**Assignment**
Your answer should consist of the lines in the data below that contain "party".

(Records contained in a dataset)
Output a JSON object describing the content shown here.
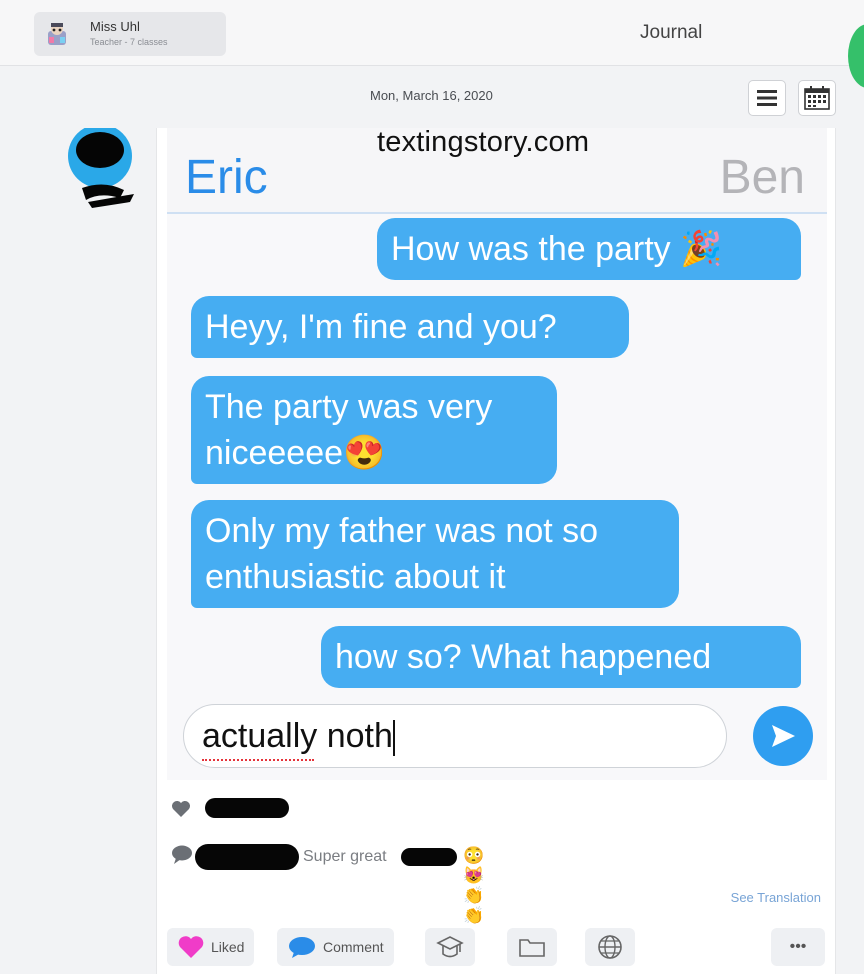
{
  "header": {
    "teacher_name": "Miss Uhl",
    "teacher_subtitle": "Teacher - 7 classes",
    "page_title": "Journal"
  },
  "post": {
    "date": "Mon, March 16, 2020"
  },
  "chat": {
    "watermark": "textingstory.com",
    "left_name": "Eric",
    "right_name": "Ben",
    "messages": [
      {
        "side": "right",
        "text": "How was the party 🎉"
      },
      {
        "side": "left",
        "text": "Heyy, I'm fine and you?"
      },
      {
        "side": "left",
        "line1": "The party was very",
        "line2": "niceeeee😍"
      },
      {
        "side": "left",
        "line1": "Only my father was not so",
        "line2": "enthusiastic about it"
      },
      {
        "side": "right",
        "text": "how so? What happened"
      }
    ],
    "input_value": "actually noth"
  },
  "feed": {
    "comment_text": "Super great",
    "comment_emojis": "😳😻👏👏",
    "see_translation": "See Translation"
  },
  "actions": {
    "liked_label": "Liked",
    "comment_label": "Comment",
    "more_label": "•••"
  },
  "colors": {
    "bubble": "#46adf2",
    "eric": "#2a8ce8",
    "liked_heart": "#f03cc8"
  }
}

**Response**
        "text": "How was the party 🎉"
        "line1": "The party was very",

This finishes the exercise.